2. In a structure as defined in claim 1, a bezel providing a part of said head assembly and having an inner surface formed with an outwardly extending groove, a wire within said groove and passing through openings in said lugs to provide pivots for the latter and said bezel being formed with slots for the accommodation of said lugs.

References Cited by the Examiner UNITED STATES PATENTS 955,355 4/1910 Preston et al. 233-29 1,303,203 5/1910 Hughes et al. 233-21 1,709,939 4/ 1929 Hewitt 233-20 2,883,103 4/1959 Whitehead et al 233-27 3,133,882 5/1964 Mitchell et al. 233-26 FOREIGN PATENTS 1,250,997 12/ 1960 France. 1,260,968 4/ 1961 France.

M. CARY NELSON, Primary Examiner.

H. T. KLINKSIEK, Assistant Examiner.

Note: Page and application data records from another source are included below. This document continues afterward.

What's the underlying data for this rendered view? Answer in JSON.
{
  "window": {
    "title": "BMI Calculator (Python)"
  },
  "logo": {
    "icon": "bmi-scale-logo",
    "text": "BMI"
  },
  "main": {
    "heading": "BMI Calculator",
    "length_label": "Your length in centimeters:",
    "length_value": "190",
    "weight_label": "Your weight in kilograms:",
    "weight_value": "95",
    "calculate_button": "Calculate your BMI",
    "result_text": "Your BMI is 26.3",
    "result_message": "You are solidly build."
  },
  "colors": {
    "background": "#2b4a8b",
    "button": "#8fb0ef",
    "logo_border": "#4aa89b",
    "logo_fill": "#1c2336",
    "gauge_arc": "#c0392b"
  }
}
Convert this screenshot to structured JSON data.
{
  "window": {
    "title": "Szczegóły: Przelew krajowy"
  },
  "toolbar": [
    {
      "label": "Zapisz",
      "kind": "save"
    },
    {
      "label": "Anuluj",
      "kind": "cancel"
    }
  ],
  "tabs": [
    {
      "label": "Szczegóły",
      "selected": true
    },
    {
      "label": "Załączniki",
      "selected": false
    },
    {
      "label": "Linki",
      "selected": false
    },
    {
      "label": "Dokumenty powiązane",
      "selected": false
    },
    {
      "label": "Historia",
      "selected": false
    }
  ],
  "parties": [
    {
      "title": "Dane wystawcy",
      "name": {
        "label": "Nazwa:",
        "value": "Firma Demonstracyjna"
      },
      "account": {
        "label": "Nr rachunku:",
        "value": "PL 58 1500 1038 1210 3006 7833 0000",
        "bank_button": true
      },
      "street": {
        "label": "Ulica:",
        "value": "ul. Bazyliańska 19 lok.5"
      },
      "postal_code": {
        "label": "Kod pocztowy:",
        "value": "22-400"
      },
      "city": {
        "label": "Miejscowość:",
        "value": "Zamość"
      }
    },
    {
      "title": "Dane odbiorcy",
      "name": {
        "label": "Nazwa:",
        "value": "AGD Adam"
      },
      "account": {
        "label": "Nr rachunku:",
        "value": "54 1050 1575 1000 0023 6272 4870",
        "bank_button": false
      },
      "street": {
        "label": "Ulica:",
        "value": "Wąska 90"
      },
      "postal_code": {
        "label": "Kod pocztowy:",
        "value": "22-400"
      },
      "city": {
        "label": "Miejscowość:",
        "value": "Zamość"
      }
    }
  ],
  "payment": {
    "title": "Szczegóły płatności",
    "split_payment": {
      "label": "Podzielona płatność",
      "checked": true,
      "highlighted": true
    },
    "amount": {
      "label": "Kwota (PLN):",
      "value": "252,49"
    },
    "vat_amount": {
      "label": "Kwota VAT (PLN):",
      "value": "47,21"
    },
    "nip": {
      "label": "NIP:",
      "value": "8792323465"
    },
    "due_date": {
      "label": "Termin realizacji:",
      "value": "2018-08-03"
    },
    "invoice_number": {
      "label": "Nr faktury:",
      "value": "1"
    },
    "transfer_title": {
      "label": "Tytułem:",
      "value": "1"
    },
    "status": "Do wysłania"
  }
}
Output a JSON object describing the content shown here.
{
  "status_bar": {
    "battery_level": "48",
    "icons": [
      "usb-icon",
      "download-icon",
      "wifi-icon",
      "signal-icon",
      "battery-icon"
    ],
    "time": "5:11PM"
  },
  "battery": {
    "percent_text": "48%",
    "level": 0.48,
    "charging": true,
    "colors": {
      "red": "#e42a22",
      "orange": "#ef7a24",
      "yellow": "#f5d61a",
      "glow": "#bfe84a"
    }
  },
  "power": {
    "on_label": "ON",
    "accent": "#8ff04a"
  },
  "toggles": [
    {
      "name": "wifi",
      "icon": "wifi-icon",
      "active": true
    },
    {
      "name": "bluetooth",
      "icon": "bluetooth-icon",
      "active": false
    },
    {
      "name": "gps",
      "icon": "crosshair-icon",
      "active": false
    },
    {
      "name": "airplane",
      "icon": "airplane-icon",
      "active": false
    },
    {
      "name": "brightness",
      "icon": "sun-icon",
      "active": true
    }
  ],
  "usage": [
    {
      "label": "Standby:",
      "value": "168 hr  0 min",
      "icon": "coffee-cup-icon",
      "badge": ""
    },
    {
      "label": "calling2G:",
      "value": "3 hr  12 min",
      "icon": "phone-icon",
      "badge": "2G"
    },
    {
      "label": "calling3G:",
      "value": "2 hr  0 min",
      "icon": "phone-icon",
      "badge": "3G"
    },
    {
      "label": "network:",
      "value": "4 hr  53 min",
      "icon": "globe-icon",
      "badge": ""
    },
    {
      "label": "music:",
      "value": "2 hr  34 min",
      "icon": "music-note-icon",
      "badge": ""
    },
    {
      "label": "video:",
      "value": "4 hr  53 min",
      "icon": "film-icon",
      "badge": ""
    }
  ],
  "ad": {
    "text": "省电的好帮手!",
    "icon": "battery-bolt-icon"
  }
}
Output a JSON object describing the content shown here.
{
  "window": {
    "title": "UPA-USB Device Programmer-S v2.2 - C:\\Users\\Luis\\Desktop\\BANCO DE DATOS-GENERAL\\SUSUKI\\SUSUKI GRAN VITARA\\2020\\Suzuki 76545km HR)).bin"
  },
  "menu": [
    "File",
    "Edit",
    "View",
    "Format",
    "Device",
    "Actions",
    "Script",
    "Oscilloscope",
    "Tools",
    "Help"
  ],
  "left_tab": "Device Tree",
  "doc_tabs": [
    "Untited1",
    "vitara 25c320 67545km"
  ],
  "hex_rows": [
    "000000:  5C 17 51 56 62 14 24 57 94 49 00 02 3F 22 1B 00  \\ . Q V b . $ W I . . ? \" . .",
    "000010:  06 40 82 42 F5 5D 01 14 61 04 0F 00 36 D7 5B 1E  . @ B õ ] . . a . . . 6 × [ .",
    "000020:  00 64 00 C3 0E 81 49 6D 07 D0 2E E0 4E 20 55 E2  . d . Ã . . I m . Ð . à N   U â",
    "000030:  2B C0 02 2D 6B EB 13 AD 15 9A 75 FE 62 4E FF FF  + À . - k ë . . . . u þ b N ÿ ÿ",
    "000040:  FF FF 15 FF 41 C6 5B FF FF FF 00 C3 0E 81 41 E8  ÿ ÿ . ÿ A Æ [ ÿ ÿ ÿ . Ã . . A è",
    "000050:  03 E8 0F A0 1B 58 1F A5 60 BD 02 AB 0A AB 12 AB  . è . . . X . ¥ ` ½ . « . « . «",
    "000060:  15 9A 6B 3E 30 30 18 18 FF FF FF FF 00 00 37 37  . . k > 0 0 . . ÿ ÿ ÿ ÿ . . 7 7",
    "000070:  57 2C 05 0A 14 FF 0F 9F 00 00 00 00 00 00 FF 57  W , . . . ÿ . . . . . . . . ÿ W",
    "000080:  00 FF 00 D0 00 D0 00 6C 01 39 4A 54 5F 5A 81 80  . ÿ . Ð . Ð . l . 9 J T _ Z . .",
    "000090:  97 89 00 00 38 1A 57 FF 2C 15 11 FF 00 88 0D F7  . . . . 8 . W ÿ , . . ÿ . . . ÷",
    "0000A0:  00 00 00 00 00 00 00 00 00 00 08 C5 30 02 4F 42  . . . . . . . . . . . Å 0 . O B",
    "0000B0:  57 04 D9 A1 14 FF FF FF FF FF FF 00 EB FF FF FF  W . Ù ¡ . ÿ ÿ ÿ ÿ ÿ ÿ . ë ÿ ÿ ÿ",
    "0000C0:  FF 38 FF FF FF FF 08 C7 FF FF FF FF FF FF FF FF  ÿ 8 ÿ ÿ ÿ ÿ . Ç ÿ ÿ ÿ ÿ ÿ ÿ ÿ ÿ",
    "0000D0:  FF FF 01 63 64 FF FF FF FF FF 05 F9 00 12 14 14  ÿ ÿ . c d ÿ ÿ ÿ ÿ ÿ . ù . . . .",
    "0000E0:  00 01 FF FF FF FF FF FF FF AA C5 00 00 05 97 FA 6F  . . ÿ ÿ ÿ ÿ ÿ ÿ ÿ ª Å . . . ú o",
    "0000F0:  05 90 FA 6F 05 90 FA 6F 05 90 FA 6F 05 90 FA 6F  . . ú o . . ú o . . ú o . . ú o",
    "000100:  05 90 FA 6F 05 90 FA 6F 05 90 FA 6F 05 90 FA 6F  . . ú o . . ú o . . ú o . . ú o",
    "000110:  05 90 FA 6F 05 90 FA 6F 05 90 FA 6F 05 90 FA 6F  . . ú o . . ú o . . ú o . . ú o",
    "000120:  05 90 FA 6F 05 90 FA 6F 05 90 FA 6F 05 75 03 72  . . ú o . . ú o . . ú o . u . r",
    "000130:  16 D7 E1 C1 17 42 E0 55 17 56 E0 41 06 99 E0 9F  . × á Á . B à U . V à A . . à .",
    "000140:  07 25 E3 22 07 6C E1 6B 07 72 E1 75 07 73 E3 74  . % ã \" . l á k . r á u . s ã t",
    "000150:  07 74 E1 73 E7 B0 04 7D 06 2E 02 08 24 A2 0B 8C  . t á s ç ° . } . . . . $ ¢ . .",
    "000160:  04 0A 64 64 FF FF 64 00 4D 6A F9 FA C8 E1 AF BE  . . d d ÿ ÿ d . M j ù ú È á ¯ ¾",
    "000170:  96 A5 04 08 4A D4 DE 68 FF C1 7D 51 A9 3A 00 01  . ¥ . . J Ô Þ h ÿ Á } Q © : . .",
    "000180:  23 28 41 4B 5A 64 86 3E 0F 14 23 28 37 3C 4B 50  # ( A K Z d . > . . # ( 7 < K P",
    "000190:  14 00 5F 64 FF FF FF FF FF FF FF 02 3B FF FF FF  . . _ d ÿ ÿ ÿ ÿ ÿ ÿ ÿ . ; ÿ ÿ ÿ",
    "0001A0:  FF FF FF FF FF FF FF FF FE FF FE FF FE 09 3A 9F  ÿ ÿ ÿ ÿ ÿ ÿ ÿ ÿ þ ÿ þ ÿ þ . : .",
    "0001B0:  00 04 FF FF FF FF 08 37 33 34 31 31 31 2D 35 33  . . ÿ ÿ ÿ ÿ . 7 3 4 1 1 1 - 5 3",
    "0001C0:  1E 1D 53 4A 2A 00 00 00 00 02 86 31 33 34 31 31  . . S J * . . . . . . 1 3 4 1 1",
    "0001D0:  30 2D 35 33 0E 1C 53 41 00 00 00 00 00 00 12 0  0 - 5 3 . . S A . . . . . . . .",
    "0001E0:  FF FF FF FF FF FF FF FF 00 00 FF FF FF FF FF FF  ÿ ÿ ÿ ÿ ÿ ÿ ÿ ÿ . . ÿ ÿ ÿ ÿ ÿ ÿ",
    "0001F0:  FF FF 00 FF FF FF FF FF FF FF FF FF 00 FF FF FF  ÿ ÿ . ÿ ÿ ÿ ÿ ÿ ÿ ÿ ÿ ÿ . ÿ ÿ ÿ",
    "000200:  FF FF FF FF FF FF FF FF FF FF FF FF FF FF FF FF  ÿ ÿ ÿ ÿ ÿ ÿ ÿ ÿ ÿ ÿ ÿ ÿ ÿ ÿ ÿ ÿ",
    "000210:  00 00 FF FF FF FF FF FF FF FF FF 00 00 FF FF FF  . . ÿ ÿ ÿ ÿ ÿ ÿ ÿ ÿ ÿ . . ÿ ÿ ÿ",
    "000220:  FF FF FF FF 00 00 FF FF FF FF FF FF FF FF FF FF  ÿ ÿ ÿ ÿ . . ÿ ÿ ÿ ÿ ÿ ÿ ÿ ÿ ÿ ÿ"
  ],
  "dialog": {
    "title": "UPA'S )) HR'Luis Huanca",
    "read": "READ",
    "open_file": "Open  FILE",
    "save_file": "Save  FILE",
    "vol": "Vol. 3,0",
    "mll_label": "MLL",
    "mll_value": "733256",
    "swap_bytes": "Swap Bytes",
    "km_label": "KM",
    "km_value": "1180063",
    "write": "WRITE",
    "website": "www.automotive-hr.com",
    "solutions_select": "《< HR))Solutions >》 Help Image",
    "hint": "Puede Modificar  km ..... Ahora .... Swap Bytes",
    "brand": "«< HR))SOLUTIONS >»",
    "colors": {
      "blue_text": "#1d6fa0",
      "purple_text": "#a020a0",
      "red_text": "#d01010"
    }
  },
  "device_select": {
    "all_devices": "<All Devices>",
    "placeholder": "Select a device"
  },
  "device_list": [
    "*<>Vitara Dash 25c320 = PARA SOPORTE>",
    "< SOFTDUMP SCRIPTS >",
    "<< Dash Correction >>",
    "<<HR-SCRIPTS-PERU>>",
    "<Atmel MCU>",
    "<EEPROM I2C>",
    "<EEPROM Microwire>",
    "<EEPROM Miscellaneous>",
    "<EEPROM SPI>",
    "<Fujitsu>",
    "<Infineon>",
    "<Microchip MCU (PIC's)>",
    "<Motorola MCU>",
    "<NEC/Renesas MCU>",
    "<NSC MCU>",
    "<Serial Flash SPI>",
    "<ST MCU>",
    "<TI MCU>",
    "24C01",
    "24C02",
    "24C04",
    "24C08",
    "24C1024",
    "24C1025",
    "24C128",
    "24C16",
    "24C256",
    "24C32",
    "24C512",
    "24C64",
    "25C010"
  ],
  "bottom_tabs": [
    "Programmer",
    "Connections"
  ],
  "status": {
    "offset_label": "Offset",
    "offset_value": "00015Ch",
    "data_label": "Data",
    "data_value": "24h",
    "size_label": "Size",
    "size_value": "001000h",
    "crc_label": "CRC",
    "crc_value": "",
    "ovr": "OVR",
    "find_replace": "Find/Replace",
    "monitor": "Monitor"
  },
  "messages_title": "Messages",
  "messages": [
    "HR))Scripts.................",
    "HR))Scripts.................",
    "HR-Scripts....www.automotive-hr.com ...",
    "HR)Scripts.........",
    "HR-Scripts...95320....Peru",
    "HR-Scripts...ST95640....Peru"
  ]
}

Patent Citations
Cited PatentFiling datePublication dateApplicantTitle
US955355 *Sep 8, 1906Apr 19, 1910William A PrestonCentrifugal separator.
US1303203 *Oct 9, 1914May 6, 1919 Liam owen tea
US1709939 *Apr 7, 1923Apr 23, 1929Edward R HewittApparatus for centrifugal purifying of metals and the like
US2883103 *Mar 9, 1953Apr 21, 1959Technicon International LtdCentrifuge apparatus and method
US3133882 *Jul 21, 1961May 19, 1964Internat Equipment CompanyCentrifuges with retainers, retainers, and bottle stoppers for use therewith
FR1250997A * Title not available
FR1260968A * Title not available
Referenced by
Citing PatentFiling datePublication dateApplicantTitle
US4347971 *Feb 26, 1981Sep 7, 1982Joy Manufacturing CompanyCentrifuge apparatus
US4392846 *May 18, 1981Jul 12, 1983Joy Manufacturing CompanyCentrifuge apparatus
US4432748 *May 15, 1978Feb 21, 1984Joy Manufacturing CompanyCentrifuge apparatus and method of operating a centrifuge
US5312319 *Jun 23, 1993May 17, 1994Cobe Laboratories, Inc.Centrifuge having a single swing arm for retaining a stator tube
Classifications
U.S. Classification494/43, 292/44
International ClassificationB04B1/00, B04B11/06, B04B11/04, B04B11/00, G01N33/49, B04B5/00, B04B5/04
Cooperative ClassificationB04B11/04, B04B11/06, B04B1/00, B04B5/0428, B04B5/00, G01N33/491
European ClassificationB04B5/00, B04B1/00, B04B11/04, G01N33/49C, B04B5/04B4, B04B11/06